• Exercise instructions
The entries below should be given again exactly, minus their pictures.

[Excerpts from an interface dataset]

****

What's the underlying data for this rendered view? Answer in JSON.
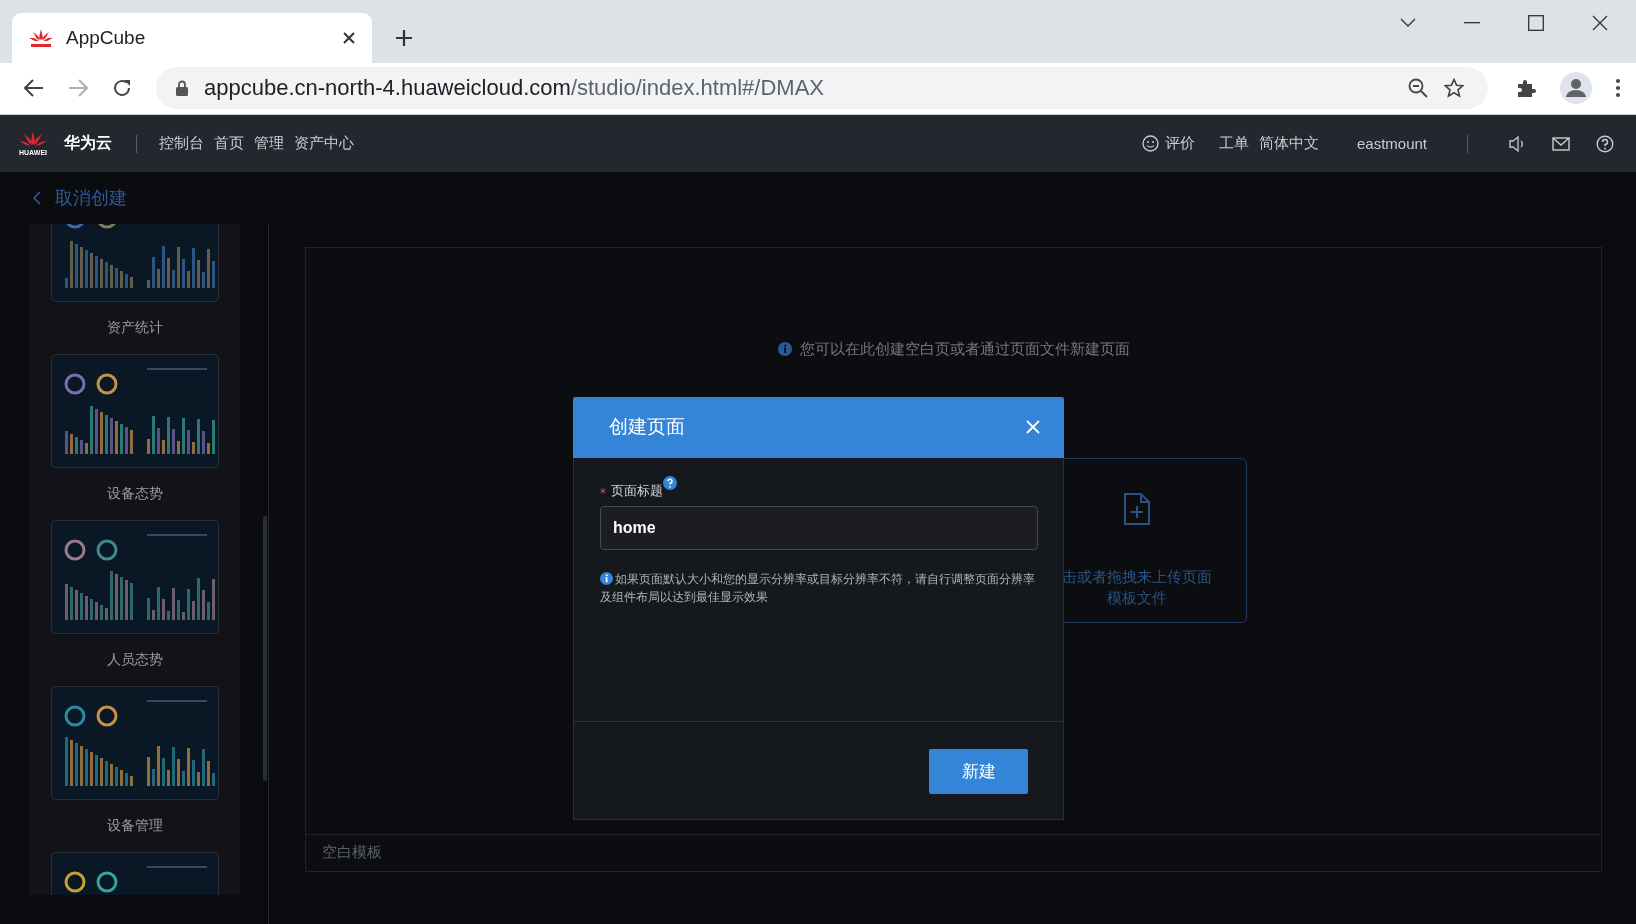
{
  "browser": {
    "tab_title": "AppCube",
    "url_host": "appcube.cn-north-4.huaweicloud.com",
    "url_path": "/studio/index.html#/DMAX",
    "forward_disabled": true
  },
  "header": {
    "brand": "华为云",
    "logo_text": "HUAWEI",
    "nav": [
      "控制台",
      "首页",
      "管理",
      "资产中心"
    ],
    "feedback": "评价",
    "ticket": "工单",
    "language": "简体中文",
    "user": "eastmount"
  },
  "back_link": "取消创建",
  "templates": [
    {
      "label": "资产统计"
    },
    {
      "label": "设备态势"
    },
    {
      "label": "人员态势"
    },
    {
      "label": "设备管理"
    }
  ],
  "main": {
    "info": "您可以在此创建空白页或者通过页面文件新建页面",
    "upload_lines": [
      "击或者拖拽来上传页面",
      "模板文件"
    ],
    "footer_label": "空白模板"
  },
  "dialog": {
    "title": "创建页面",
    "required_mark": "*",
    "field_label": "页面标题",
    "field_value": "home",
    "note": "如果页面默认大小和您的显示分辨率或目标分辨率不符，请自行调整页面分辨率及组件布局以达到最佳显示效果",
    "submit": "新建"
  }
}
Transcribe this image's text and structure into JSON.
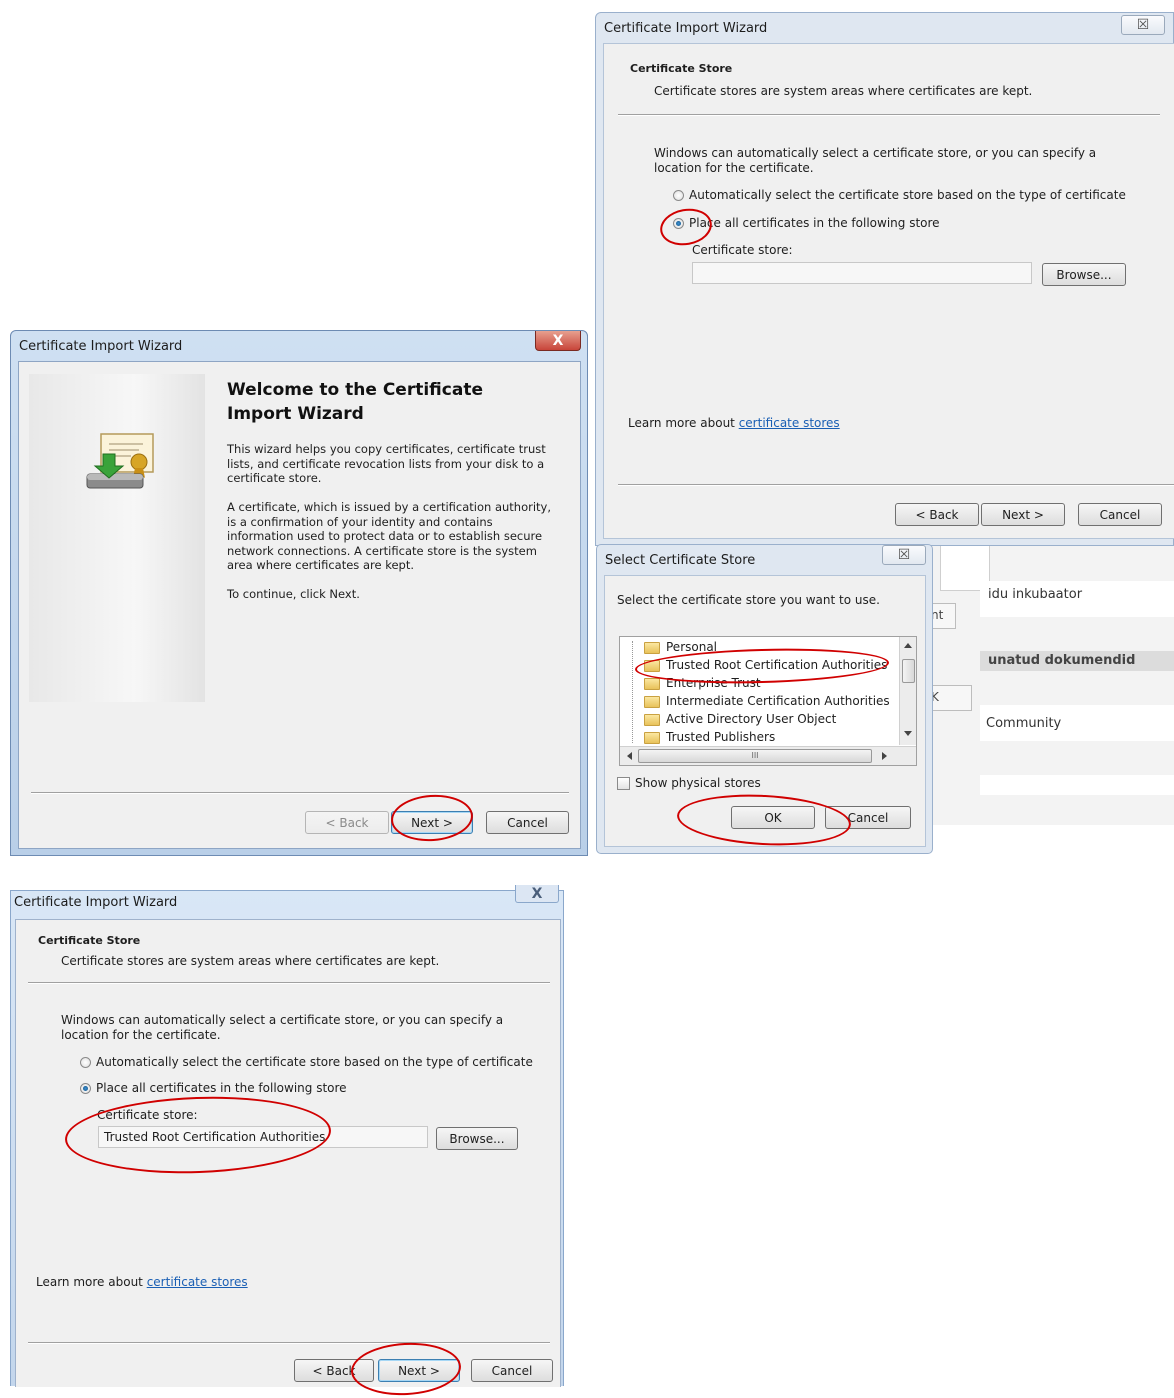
{
  "welcome_wizard": {
    "title": "Certificate Import Wizard",
    "close_label": "X",
    "heading": "Welcome to the Certificate Import Wizard",
    "para1": "This wizard helps you copy certificates, certificate trust lists, and certificate revocation lists from your disk to a certificate store.",
    "para2": "A certificate, which is issued by a certification authority, is a confirmation of your identity and contains information used to protect data or to establish secure network connections. A certificate store is the system area where certificates are kept.",
    "para3": "To continue, click Next.",
    "back_label": "< Back",
    "next_label": "Next >",
    "cancel_label": "Cancel"
  },
  "store_wizard_top": {
    "title": "Certificate Import Wizard",
    "close_label": "☒",
    "section_title": "Certificate Store",
    "section_desc": "Certificate stores are system areas where certificates are kept.",
    "intro": "Windows can automatically select a certificate store, or you can specify a location for the certificate.",
    "radio_auto": "Automatically select the certificate store based on the type of certificate",
    "radio_place": "Place all certificates in the following store",
    "store_label": "Certificate store:",
    "store_value": "",
    "browse_label": "Browse...",
    "learn_prefix": "Learn more about ",
    "learn_link": "certificate stores",
    "back_label": "< Back",
    "next_label": "Next >",
    "cancel_label": "Cancel"
  },
  "select_store": {
    "title": "Select Certificate Store",
    "close_label": "☒",
    "prompt": "Select the certificate store you want to use.",
    "items": [
      "Personal",
      "Trusted Root Certification Authorities",
      "Enterprise Trust",
      "Intermediate Certification Authorities",
      "Active Directory User Object",
      "Trusted Publishers"
    ],
    "show_physical": "Show physical stores",
    "ok_label": "OK",
    "cancel_label": "Cancel",
    "scroll_mid": "III"
  },
  "background_page": {
    "text1": "idu inkubaator",
    "text2": "unatud dokumendid",
    "text3": "Community",
    "frag_nt": "nt",
    "frag_k": "K"
  },
  "store_wizard_bottom": {
    "title": "Certificate Import Wizard",
    "close_label": "X",
    "section_title": "Certificate Store",
    "section_desc": "Certificate stores are system areas where certificates are kept.",
    "intro": "Windows can automatically select a certificate store, or you can specify a location for the certificate.",
    "radio_auto": "Automatically select the certificate store based on the type of certificate",
    "radio_place": "Place all certificates in the following store",
    "store_label": "Certificate store:",
    "store_value": "Trusted Root Certification Authorities",
    "browse_label": "Browse...",
    "learn_prefix": "Learn more about ",
    "learn_link": "certificate stores",
    "back_label": "< Back",
    "next_label": "Next >",
    "cancel_label": "Cancel"
  },
  "colors": {
    "aero_frame": "#c4d7ed",
    "client_bg": "#f0f0f0",
    "link": "#1a5fb4",
    "annotation": "#d00000",
    "close_red": "#c8453a"
  }
}
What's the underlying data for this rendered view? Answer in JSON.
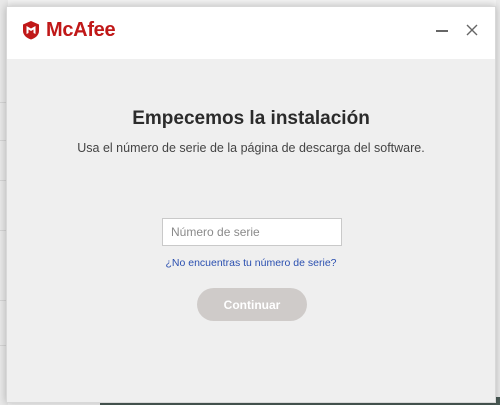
{
  "window": {
    "brand": "McAfee",
    "brand_color": "#c01818"
  },
  "controls": {
    "minimize_icon": "minimize-icon",
    "close_icon": "close-icon"
  },
  "main": {
    "heading": "Empecemos la instalación",
    "subtitle": "Usa el número de serie de la página de descarga del software.",
    "serial_placeholder": "Número de serie",
    "serial_value": "",
    "help_link": "¿No encuentras tu número de serie?",
    "continue_label": "Continuar",
    "link_color": "#2a4fb0",
    "button_color": "#cfcbc9"
  }
}
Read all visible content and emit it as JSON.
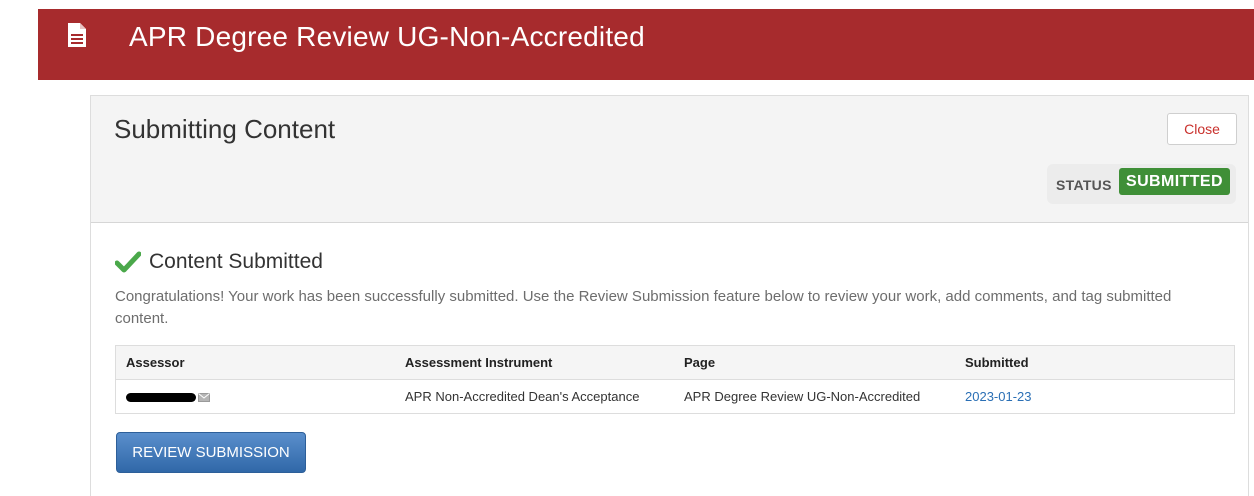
{
  "header": {
    "title": "APR Degree Review UG-Non-Accredited",
    "icon": "document-icon",
    "background_color": "#a72b2d"
  },
  "panel": {
    "title": "Submitting Content",
    "close_label": "Close",
    "status_label": "STATUS",
    "status_value": "SUBMITTED",
    "status_color": "#3f8f37"
  },
  "confirmation": {
    "icon": "checkmark-icon",
    "title": "Content Submitted",
    "message": "Congratulations! Your work has been successfully submitted. Use the Review Submission feature below to review your work, add comments, and tag submitted content."
  },
  "table": {
    "headers": [
      "Assessor",
      "Assessment Instrument",
      "Page",
      "Submitted"
    ],
    "rows": [
      {
        "assessor_icon": "email-icon",
        "instrument": "APR Non-Accredited Dean's Acceptance",
        "page": "APR Degree Review UG-Non-Accredited",
        "submitted": "2023-01-23"
      }
    ]
  },
  "actions": {
    "review_label": "REVIEW SUBMISSION"
  }
}
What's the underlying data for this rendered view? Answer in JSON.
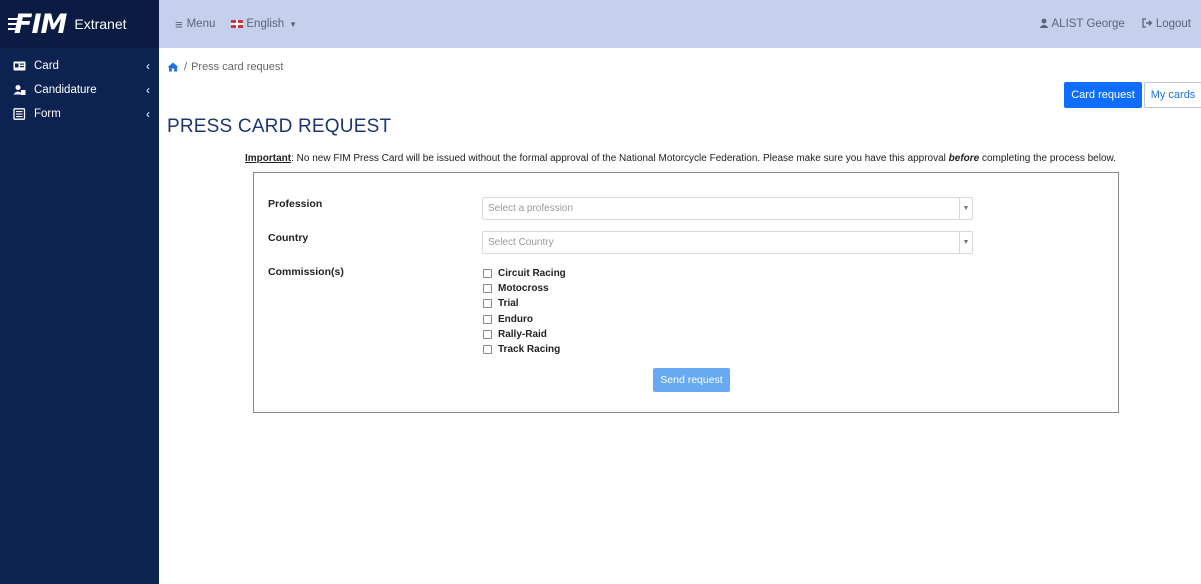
{
  "brand": {
    "logo": "FIM",
    "name": "Extranet"
  },
  "sidebar": {
    "items": [
      {
        "label": "Card",
        "icon": "id-card-icon"
      },
      {
        "label": "Candidature",
        "icon": "user-card-icon"
      },
      {
        "label": "Form",
        "icon": "form-list-icon"
      }
    ]
  },
  "topbar": {
    "menu_label": "Menu",
    "language_label": "English",
    "user_name": "ALIST George",
    "logout_label": "Logout"
  },
  "breadcrumb": {
    "separator": "/",
    "current": "Press card request"
  },
  "actions": {
    "card_request": "Card request",
    "my_cards": "My cards"
  },
  "page": {
    "title": "PRESS CARD REQUEST"
  },
  "notice": {
    "important": "Important",
    "text_before": ": No new FIM Press Card will be issued without the formal approval of the National Motorcycle Federation. Please make sure you have this approval ",
    "emphasis": "before",
    "text_after": " completing the process below."
  },
  "form": {
    "profession": {
      "label": "Profession",
      "placeholder": "Select a profession"
    },
    "country": {
      "label": "Country",
      "placeholder": "Select Country"
    },
    "commissions": {
      "label": "Commission(s)",
      "options": [
        "Circuit Racing",
        "Motocross",
        "Trial",
        "Enduro",
        "Rally-Raid",
        "Track Racing"
      ]
    },
    "submit_label": "Send request"
  },
  "colors": {
    "sidebar": "#0c2251",
    "topbar": "#c5d1ec",
    "primary": "#0d6efd",
    "send_button": "#66aaf2",
    "title": "#1e3570"
  }
}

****

• Exercise output
What's the underlying data for this rendered view? Answer in JSON.
{
  "browser": {
    "tab_title": "AppCube",
    "url_host": "appcube.cn-north-4.huaweicloud.com",
    "url_path": "/studio/index.html#/DMAX",
    "forward_disabled": true
  },
  "header": {
    "brand": "华为云",
    "logo_text": "HUAWEI",
    "nav": [
      "控制台",
      "首页",
      "管理",
      "资产中心"
    ],
    "feedback": "评价",
    "ticket": "工单",
    "language": "简体中文",
    "user": "eastmount"
  },
  "back_link": "取消创建",
  "templates": [
    {
      "label": "资产统计"
    },
    {
      "label": "设备态势"
    },
    {
      "label": "人员态势"
    },
    {
      "label": "设备管理"
    }
  ],
  "main": {
    "info": "您可以在此创建空白页或者通过页面文件新建页面",
    "upload_lines": [
      "击或者拖拽来上传页面",
      "模板文件"
    ],
    "footer_label": "空白模板"
  },
  "dialog": {
    "title": "创建页面",
    "required_mark": "*",
    "field_label": "页面标题",
    "field_value": "home",
    "note": "如果页面默认大小和您的显示分辨率或目标分辨率不符，请自行调整页面分辨率及组件布局以达到最佳显示效果",
    "submit": "新建"
  }
}
Transcribe this image's text and structure into JSON.
{
  "welcome_wizard": {
    "title": "Certificate Import Wizard",
    "close_label": "X",
    "heading": "Welcome to the Certificate Import Wizard",
    "para1": "This wizard helps you copy certificates, certificate trust lists, and certificate revocation lists from your disk to a certificate store.",
    "para2": "A certificate, which is issued by a certification authority, is a confirmation of your identity and contains information used to protect data or to establish secure network connections. A certificate store is the system area where certificates are kept.",
    "para3": "To continue, click Next.",
    "back_label": "< Back",
    "next_label": "Next >",
    "cancel_label": "Cancel"
  },
  "store_wizard_top": {
    "title": "Certificate Import Wizard",
    "close_label": "☒",
    "section_title": "Certificate Store",
    "section_desc": "Certificate stores are system areas where certificates are kept.",
    "intro": "Windows can automatically select a certificate store, or you can specify a location for the certificate.",
    "radio_auto": "Automatically select the certificate store based on the type of certificate",
    "radio_place": "Place all certificates in the following store",
    "store_label": "Certificate store:",
    "store_value": "",
    "browse_label": "Browse...",
    "learn_prefix": "Learn more about ",
    "learn_link": "certificate stores",
    "back_label": "< Back",
    "next_label": "Next >",
    "cancel_label": "Cancel"
  },
  "select_store": {
    "title": "Select Certificate Store",
    "close_label": "☒",
    "prompt": "Select the certificate store you want to use.",
    "items": [
      "Personal",
      "Trusted Root Certification Authorities",
      "Enterprise Trust",
      "Intermediate Certification Authorities",
      "Active Directory User Object",
      "Trusted Publishers"
    ],
    "show_physical": "Show physical stores",
    "ok_label": "OK",
    "cancel_label": "Cancel",
    "scroll_mid": "III"
  },
  "background_page": {
    "text1": "idu inkubaator",
    "text2": "unatud dokumendid",
    "text3": "Community",
    "frag_nt": "nt",
    "frag_k": "K"
  },
  "store_wizard_bottom": {
    "title": "Certificate Import Wizard",
    "close_label": "X",
    "section_title": "Certificate Store",
    "section_desc": "Certificate stores are system areas where certificates are kept.",
    "intro": "Windows can automatically select a certificate store, or you can specify a location for the certificate.",
    "radio_auto": "Automatically select the certificate store based on the type of certificate",
    "radio_place": "Place all certificates in the following store",
    "store_label": "Certificate store:",
    "store_value": "Trusted Root Certification Authorities",
    "browse_label": "Browse...",
    "learn_prefix": "Learn more about ",
    "learn_link": "certificate stores",
    "back_label": "< Back",
    "next_label": "Next >",
    "cancel_label": "Cancel"
  },
  "colors": {
    "aero_frame": "#c4d7ed",
    "client_bg": "#f0f0f0",
    "link": "#1a5fb4",
    "annotation": "#d00000",
    "close_red": "#c8453a"
  }
}
What's the underlying data for this rendered view? Answer in JSON.
{
  "window": {
    "brand": "McAfee",
    "brand_color": "#c01818"
  },
  "controls": {
    "minimize_icon": "minimize-icon",
    "close_icon": "close-icon"
  },
  "main": {
    "heading": "Empecemos la instalación",
    "subtitle": "Usa el número de serie de la página de descarga del software.",
    "serial_placeholder": "Número de serie",
    "serial_value": "",
    "help_link": "¿No encuentras tu número de serie?",
    "continue_label": "Continuar",
    "link_color": "#2a4fb0",
    "button_color": "#cfcbc9"
  }
}
Read all visible content and emit it as JSON.
{
  "header": {
    "title": "APR Degree Review UG-Non-Accredited",
    "icon": "document-icon",
    "background_color": "#a72b2d"
  },
  "panel": {
    "title": "Submitting Content",
    "close_label": "Close",
    "status_label": "STATUS",
    "status_value": "SUBMITTED",
    "status_color": "#3f8f37"
  },
  "confirmation": {
    "icon": "checkmark-icon",
    "title": "Content Submitted",
    "message": "Congratulations! Your work has been successfully submitted. Use the Review Submission feature below to review your work, add comments, and tag submitted content."
  },
  "table": {
    "headers": [
      "Assessor",
      "Assessment Instrument",
      "Page",
      "Submitted"
    ],
    "rows": [
      {
        "assessor_icon": "email-icon",
        "instrument": "APR Non-Accredited Dean's Acceptance",
        "page": "APR Degree Review UG-Non-Accredited",
        "submitted": "2023-01-23"
      }
    ]
  },
  "actions": {
    "review_label": "REVIEW SUBMISSION"
  }
}
What's the underlying data for this rendered view? Answer in JSON.
{
  "brand": {
    "logo": "FIM",
    "name": "Extranet"
  },
  "sidebar": {
    "items": [
      {
        "label": "Card",
        "icon": "id-card-icon"
      },
      {
        "label": "Candidature",
        "icon": "user-card-icon"
      },
      {
        "label": "Form",
        "icon": "form-list-icon"
      }
    ]
  },
  "topbar": {
    "menu_label": "Menu",
    "language_label": "English",
    "user_name": "ALIST George",
    "logout_label": "Logout"
  },
  "breadcrumb": {
    "separator": "/",
    "current": "Press card request"
  },
  "actions": {
    "card_request": "Card request",
    "my_cards": "My cards"
  },
  "page": {
    "title": "PRESS CARD REQUEST"
  },
  "notice": {
    "important": "Important",
    "text_before": ": No new FIM Press Card will be issued without the formal approval of the National Motorcycle Federation. Please make sure you have this approval ",
    "emphasis": "before",
    "text_after": " completing the process below."
  },
  "form": {
    "profession": {
      "label": "Profession",
      "placeholder": "Select a profession"
    },
    "country": {
      "label": "Country",
      "placeholder": "Select Country"
    },
    "commissions": {
      "label": "Commission(s)",
      "options": [
        "Circuit Racing",
        "Motocross",
        "Trial",
        "Enduro",
        "Rally-Raid",
        "Track Racing"
      ]
    },
    "submit_label": "Send request"
  },
  "colors": {
    "sidebar": "#0c2251",
    "topbar": "#c5d1ec",
    "primary": "#0d6efd",
    "send_button": "#66aaf2",
    "title": "#1e3570"
  }
}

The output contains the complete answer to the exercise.